§ The problem
This exercise calls for the records to be repeated in full, exactly as written.

═══ Stored data

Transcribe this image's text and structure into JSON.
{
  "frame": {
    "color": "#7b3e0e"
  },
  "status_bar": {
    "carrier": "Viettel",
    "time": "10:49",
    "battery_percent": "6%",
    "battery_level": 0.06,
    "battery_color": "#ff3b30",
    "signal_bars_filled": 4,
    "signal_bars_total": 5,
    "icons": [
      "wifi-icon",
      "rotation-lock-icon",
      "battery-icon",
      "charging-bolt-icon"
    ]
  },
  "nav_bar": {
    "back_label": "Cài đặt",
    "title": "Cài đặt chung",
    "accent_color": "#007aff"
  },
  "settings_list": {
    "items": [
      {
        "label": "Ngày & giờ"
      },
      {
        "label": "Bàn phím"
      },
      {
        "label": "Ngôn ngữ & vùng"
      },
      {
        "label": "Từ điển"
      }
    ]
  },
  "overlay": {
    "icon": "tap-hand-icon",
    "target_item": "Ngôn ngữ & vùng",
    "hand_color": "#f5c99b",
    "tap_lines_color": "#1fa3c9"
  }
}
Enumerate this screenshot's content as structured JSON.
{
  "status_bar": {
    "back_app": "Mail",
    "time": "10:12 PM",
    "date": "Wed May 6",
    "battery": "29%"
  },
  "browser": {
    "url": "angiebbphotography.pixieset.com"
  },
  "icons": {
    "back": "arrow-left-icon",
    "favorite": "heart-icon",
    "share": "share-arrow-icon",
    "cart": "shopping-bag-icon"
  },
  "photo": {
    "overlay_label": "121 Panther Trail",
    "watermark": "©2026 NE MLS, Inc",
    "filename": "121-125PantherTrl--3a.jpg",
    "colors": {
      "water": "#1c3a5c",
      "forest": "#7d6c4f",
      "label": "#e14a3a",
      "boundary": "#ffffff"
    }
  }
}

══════

§ Solution
Transcribe this image's text and structure into JSON.
{
  "frame": {
    "color": "#7b3e0e"
  },
  "status_bar": {
    "carrier": "Viettel",
    "time": "10:49",
    "battery_percent": "6%",
    "battery_level": 0.06,
    "battery_color": "#ff3b30",
    "signal_bars_filled": 4,
    "signal_bars_total": 5,
    "icons": [
      "wifi-icon",
      "rotation-lock-icon",
      "battery-icon",
      "charging-bolt-icon"
    ]
  },
  "nav_bar": {
    "back_label": "Cài đặt",
    "title": "Cài đặt chung",
    "accent_color": "#007aff"
  },
  "settings_list": {
    "items": [
      {
        "label": "Ngày & giờ"
      },
      {
        "label": "Bàn phím"
      },
      {
        "label": "Ngôn ngữ & vùng"
      },
      {
        "label": "Từ điển"
      }
    ]
  },
  "overlay": {
    "icon": "tap-hand-icon",
    "target_item": "Ngôn ngữ & vùng",
    "hand_color": "#f5c99b",
    "tap_lines_color": "#1fa3c9"
  }
}
Enumerate this screenshot's content as structured JSON.
{
  "status_bar": {
    "back_app": "Mail",
    "time": "10:12 PM",
    "date": "Wed May 6",
    "battery": "29%"
  },
  "browser": {
    "url": "angiebbphotography.pixieset.com"
  },
  "icons": {
    "back": "arrow-left-icon",
    "favorite": "heart-icon",
    "share": "share-arrow-icon",
    "cart": "shopping-bag-icon"
  },
  "photo": {
    "overlay_label": "121 Panther Trail",
    "watermark": "©2026 NE MLS, Inc",
    "filename": "121-125PantherTrl--3a.jpg",
    "colors": {
      "water": "#1c3a5c",
      "forest": "#7d6c4f",
      "label": "#e14a3a",
      "boundary": "#ffffff"
    }
  }
}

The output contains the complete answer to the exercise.